▸ Exercise goal
Count, in the entries below, the lines in which "duration" occurs. Give the number, nothing more.

▸ Data listing
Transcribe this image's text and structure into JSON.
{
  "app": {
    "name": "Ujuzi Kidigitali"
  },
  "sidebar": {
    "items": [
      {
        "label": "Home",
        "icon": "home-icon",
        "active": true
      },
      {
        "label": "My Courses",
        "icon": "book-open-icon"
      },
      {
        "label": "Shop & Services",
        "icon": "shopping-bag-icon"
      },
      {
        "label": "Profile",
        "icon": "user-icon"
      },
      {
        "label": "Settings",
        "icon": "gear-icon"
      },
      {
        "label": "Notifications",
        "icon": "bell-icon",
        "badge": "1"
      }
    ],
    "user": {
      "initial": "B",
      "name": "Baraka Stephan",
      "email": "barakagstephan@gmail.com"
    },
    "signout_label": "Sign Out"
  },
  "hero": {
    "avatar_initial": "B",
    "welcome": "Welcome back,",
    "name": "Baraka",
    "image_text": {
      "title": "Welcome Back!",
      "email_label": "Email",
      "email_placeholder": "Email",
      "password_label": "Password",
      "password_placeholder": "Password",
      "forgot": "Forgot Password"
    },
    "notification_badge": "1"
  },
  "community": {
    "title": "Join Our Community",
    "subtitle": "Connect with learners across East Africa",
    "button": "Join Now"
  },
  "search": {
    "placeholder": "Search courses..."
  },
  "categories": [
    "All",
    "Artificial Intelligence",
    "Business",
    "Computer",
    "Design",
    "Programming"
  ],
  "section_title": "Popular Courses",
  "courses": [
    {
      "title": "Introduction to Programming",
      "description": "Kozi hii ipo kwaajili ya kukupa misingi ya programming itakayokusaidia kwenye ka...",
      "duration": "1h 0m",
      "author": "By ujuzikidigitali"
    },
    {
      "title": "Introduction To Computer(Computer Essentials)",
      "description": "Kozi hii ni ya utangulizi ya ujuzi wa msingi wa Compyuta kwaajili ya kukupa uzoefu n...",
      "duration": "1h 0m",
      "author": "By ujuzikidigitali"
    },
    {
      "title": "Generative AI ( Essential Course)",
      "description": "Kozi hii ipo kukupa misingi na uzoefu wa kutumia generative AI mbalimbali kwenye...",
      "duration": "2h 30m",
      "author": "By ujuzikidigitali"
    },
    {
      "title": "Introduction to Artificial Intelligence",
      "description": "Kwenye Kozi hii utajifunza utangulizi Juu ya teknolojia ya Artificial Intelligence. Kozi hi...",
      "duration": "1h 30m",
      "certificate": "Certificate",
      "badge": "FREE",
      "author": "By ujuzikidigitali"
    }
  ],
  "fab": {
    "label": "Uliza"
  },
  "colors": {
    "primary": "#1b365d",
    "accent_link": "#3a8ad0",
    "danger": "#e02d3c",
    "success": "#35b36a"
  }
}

▸ Written reply
4